* [Component data from apps and pages]:

———

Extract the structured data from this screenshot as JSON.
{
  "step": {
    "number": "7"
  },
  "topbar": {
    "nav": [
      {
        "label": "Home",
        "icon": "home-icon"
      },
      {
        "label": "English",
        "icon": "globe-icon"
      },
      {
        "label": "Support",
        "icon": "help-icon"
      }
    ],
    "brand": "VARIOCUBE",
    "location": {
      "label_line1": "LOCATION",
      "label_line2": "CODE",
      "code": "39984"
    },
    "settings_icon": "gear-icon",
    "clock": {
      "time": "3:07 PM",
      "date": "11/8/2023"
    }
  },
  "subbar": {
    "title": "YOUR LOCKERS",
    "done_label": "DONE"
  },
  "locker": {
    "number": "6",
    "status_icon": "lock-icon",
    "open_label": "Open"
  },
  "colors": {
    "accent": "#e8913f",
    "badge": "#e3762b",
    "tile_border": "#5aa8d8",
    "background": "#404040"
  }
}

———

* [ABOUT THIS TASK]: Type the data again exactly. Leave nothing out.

* [WRITTEN RESPONSE]:
Extract the structured data from this screenshot as JSON.
{
  "step": {
    "number": "7"
  },
  "topbar": {
    "nav": [
      {
        "label": "Home",
        "icon": "home-icon"
      },
      {
        "label": "English",
        "icon": "globe-icon"
      },
      {
        "label": "Support",
        "icon": "help-icon"
      }
    ],
    "brand": "VARIOCUBE",
    "location": {
      "label_line1": "LOCATION",
      "label_line2": "CODE",
      "code": "39984"
    },
    "settings_icon": "gear-icon",
    "clock": {
      "time": "3:07 PM",
      "date": "11/8/2023"
    }
  },
  "subbar": {
    "title": "YOUR LOCKERS",
    "done_label": "DONE"
  },
  "locker": {
    "number": "6",
    "status_icon": "lock-icon",
    "open_label": "Open"
  },
  "colors": {
    "accent": "#e8913f",
    "badge": "#e3762b",
    "tile_border": "#5aa8d8",
    "background": "#404040"
  }
}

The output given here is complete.